University: The Memorial University of Newfoundland
Title of Research: Diet, Health, and Movement in Early Modern Poland: Evidence from the Drawsko 1 Cemetery (17th-18th c.)

The Slavia Foundation has provided students with excavation and laboratory experience at the Early Modern Drawsko 1 cemetery in Poland since 2008. After joining the project as an osteology instructor in 2014, conversations with my colleagues quickly turned to the potential the Drawsko skeletons have for dietary isotopic analyses, given their excellent preservation and secure context. Previous isotopic analyses of these skeletons had focused on the origins of supposed “vampires” from the site, with little emphasis on the typical burials from Drawsko. Importantly, dietary isotope studies of Polish skeletons are scarce, as only five studies of lower status rural medieval sites and one study of upper status Early Modern individuals have been conducted. My colleagues and I agreed that the isotopic analysis of the Drawsko 1 skeletons would provide insight into lower status diets during the Early Modern period and could reveal dietary changes in Poland over time.  

During the excavation of skeletons during the 2016 field season, bone samples from 44 individuals of all ages, sexes and burial types were selected for stable carbon (δ13C) and nitrogen (δ15N) isotope analyses. Samples were prepared at the Memorial Applied Archaeological Sciences (MASS) Lab in Fall 2016. Unfortunately, the samples took longer to dissolve than anticipated. Furthermore, a long waitlist meant the δ13C and δ15N values were not obtained from the Memorial Stable Isotope Laboratory (SIL) until March 2017, although they were well worth the wait.

The results indicate the Drawsko individuals consumed protein from vegetables, domesticated animals or fish, and grains other than millet. At first the lack of dietary differences based on age, sex, or burial type at the site was disappointing; however, it is consistent with historical evidence of lower status serfs working on their lord’s land who subsisted on economically unimportant crops. This also confirmed previous interpretations that a social factor other than dietary-related status led to atypical burial at Drawsko. Perhaps most exciting is the results of the inter-site comparison. The Drawsko individuals consumed significantly less millet and more protein from domesticated animals and/or fish than lower status medieval individuals, but significantly less fish than contemporary high status individuals. Thus, although chronological dietary changes occurred, dietary differences between social strata continued.

This study has offered the unique opportunity for me to apply the skills I have developed over my graduate studies to an archaeological context which I have only recently become familiar. It has also not only prompted the collaboration of an international team of researchers from Poland, Canada, and the United States on a multidisciplinary project, but has highlighted the importance of inter-site comparisons. Most important is the impact this project has had on the field school students.
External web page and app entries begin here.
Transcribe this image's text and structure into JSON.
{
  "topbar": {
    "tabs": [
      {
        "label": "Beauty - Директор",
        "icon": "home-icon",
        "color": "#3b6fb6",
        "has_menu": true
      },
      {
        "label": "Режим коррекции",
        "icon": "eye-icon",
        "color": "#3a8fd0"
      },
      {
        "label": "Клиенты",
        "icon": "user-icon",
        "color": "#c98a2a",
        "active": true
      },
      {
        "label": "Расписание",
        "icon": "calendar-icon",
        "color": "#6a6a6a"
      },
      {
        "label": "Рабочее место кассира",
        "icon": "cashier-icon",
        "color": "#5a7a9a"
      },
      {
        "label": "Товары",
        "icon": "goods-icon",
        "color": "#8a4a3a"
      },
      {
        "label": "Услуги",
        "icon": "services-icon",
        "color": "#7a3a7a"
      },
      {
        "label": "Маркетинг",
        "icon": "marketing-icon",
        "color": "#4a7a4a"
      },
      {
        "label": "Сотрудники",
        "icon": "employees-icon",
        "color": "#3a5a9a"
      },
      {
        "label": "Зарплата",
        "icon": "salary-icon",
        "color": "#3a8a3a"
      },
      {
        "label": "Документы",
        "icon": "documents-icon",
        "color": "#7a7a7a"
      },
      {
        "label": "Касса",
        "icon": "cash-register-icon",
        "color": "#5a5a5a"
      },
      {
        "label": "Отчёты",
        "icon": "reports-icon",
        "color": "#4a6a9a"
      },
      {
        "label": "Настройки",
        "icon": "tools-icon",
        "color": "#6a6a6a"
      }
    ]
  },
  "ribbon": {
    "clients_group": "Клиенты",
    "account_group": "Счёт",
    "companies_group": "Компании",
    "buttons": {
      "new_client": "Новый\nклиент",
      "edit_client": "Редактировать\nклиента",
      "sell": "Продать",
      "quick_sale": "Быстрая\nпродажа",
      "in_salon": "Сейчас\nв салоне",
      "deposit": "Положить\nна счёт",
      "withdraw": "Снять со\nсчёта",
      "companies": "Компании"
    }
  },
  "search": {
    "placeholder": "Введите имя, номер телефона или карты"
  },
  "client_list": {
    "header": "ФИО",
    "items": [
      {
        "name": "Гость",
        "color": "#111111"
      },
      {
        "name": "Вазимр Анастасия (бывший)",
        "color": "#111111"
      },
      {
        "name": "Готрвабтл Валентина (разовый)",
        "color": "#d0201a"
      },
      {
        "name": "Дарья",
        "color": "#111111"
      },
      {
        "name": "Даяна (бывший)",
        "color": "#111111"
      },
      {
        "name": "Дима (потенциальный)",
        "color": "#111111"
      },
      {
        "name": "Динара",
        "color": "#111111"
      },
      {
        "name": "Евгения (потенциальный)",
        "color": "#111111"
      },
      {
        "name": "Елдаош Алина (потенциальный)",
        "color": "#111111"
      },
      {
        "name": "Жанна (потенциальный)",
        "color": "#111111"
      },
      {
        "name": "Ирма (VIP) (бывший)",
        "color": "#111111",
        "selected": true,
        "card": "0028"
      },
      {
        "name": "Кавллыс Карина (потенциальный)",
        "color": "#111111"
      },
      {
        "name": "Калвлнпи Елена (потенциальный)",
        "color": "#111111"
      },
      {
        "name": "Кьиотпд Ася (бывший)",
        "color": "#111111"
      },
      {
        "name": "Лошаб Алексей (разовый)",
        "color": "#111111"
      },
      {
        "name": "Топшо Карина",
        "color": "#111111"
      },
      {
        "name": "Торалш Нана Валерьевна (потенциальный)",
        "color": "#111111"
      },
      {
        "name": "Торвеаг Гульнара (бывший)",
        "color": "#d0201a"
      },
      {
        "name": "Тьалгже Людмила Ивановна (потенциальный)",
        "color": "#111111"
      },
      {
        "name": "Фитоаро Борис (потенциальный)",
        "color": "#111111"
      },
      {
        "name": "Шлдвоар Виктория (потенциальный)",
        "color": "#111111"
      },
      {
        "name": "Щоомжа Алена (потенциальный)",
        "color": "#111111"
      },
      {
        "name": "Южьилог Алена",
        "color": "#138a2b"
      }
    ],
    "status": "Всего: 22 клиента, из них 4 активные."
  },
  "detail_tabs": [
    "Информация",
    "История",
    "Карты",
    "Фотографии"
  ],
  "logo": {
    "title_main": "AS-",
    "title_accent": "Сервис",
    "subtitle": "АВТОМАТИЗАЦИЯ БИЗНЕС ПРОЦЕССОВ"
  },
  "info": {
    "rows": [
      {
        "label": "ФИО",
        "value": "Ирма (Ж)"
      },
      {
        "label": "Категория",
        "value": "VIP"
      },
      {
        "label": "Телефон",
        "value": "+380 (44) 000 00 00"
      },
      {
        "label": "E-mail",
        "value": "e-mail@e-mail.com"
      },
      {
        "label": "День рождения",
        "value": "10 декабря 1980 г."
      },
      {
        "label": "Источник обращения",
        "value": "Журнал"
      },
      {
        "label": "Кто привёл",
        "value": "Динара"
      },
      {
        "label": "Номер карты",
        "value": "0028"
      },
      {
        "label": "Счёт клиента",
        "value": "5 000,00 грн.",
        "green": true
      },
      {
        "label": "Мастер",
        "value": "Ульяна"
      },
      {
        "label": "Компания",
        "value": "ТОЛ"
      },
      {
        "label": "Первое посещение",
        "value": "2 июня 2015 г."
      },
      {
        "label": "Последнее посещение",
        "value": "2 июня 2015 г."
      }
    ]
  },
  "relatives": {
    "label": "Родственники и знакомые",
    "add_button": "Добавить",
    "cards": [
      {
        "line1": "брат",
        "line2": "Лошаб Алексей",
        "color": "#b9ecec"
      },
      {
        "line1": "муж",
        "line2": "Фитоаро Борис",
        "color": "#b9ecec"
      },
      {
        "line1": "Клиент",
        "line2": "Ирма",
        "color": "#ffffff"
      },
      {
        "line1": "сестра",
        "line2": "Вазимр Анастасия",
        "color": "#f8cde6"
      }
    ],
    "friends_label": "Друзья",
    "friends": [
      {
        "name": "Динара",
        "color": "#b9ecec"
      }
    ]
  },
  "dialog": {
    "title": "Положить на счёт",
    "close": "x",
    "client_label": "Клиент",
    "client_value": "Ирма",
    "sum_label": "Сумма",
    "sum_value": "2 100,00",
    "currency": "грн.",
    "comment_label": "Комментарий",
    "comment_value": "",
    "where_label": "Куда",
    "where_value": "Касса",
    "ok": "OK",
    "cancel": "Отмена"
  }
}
Although they were not directly involved, having the awareness that the skeletons they excavate contribute to research that will endure for posterity heightened student engagement in the field and provided them a greater appreciation not only for the excavation and interpretive techniques they learned, but for the research that can be conducted on the remains after recovery.